Sugar has become the main substitute ingredient in foods after the results of a 1980s study were published showing fat and cholesterol led to heart disease. It is the ingredient used in foods to keep it tasting good while lowering overall fat levels.
Though the studies were later disproven (a great overview of that history here), the nation’s stigma against fat has taken decades to reverse.
Record highs of obesity and cardiovascular disease can no longer be ignored, which are largely attributed to the introduction of high levels of sugar and refined carbohydrates into the collective American diet. Nutritionists and doctors alike are taking note, and changing their tune on sugar.
As we have seen in the past few years, emerging fitness fads (CrossFit) and their suggested diets (Paleo) have shown a dual creation of stigma/obsession with food: with protein being the new Holy Grail, and fat being promoted as a positive ingredient to replace the recently vilified sugar. The reversal of the original research has taken years to permeate through American culture, only recently resulting in the espousal of the values of oils, butters, and bacon.
As food manufacturers have been riding this rocky rollercoaster and trying to adapt, the question begs itself of, “What is the next taboo ingredient?” Since most innovations take 12-18 months to get onto shelves, companies need to have confidence in their knowledge of the changing tides of public opinion.
So what can we expect for 2017?
Protein will continue to be the biggest influence in brand & category growth.
Categories like beef jerky continue to grow aggressively; with less-processed brands leading the growth. Krave, which I mentioned in a previous blog for its Epic jerky bars, is up 84% in volume. This appeal reflects consumers’ search for dually satisfying snacks that help fuel a protein-filled diet.
Nuts and seeds will continue to provide options high in healthy fats and proteins, as each are used more often in baking and spreads. In fact, Mintel predicted that revenues from nut spreads will grow to $6.5 billion in 2018.
- Sugar reduction will continue to be a pervasive trend, with some substitutes from natural alternatives such as agave nectar, honey, maple syrup and molasses.
- As each major food manufacturer has pledged their own wellness-related agenda, several of the largest players are working to come out with reformulated food products with a lower sugar content or new brands to offer healthful options. General Mills and Nestle are just a couple examples of commitment to healthier offerings.
Still, this approach places huge amounts of money and faith behind the continued trend of sugar aversion. Given the time-intensive food production schedules mentioned before, companies need a way to monitor consumers’ reaction to these new products, and to understand if and how these underlying trends are changing.

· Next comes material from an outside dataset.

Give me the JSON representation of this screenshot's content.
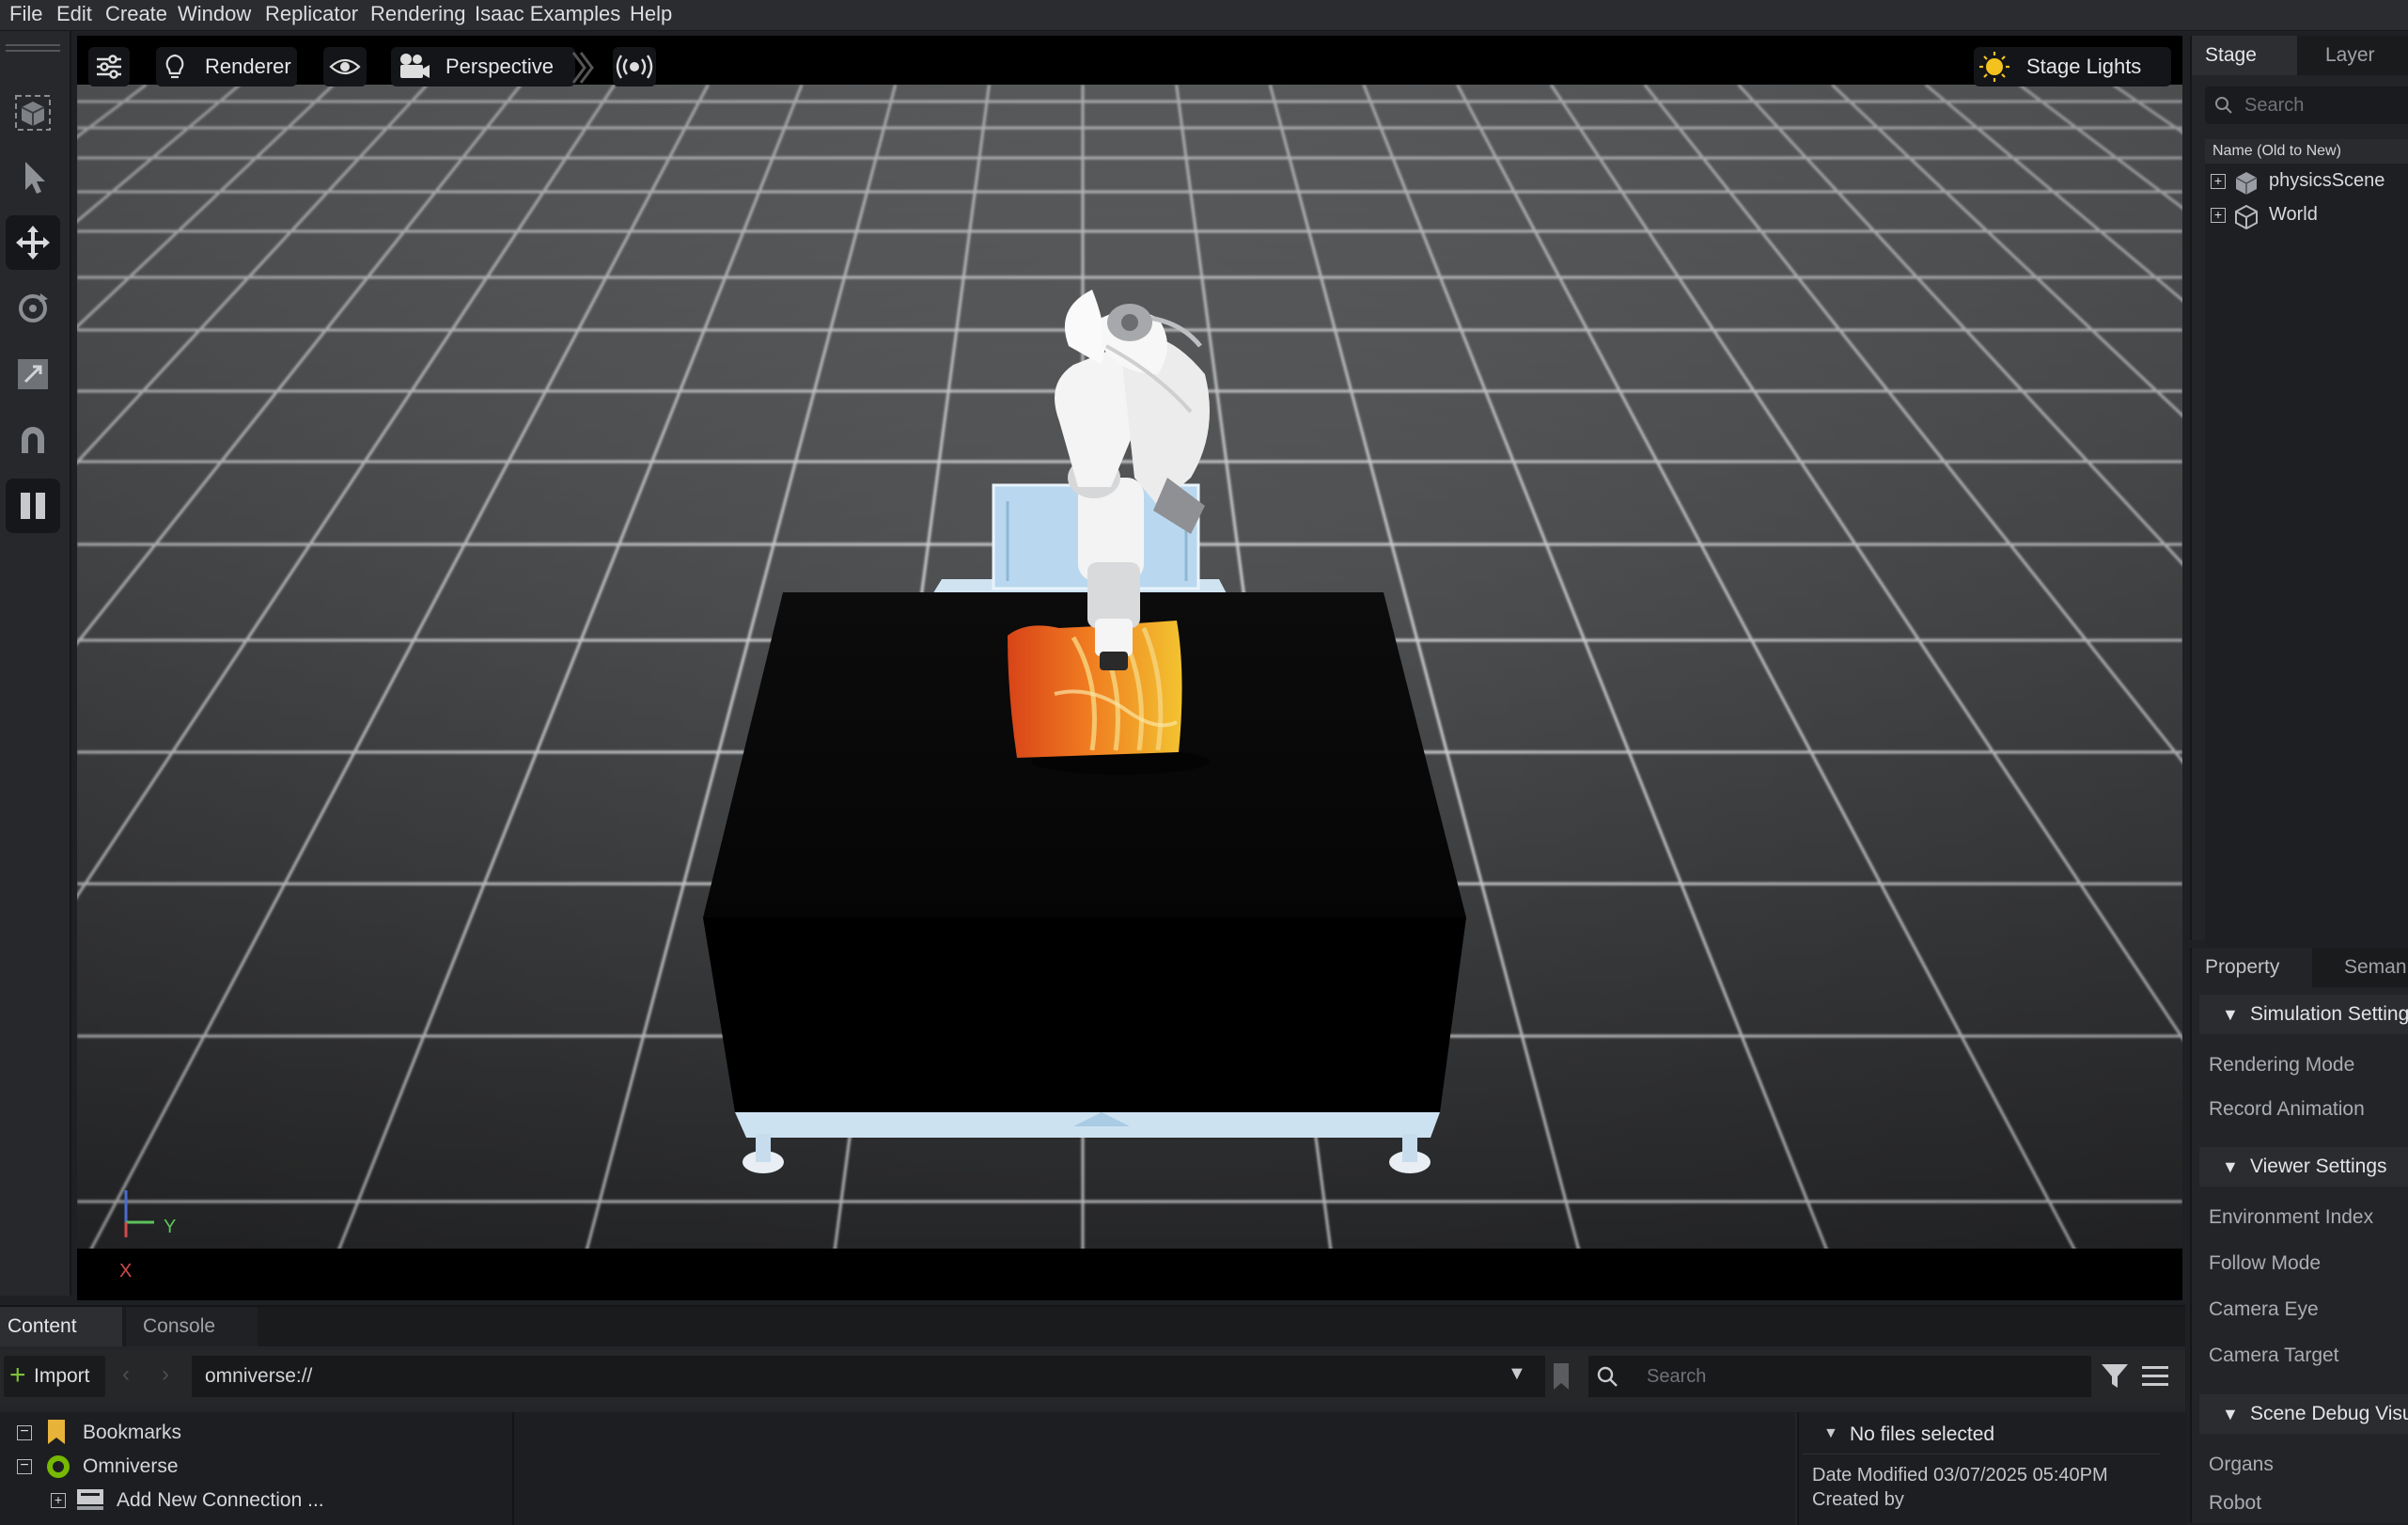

To find out how you can use Signals Playbook™ to maintain market leadership without being sidelined from changes in consumer preference, contact us for a free demo today.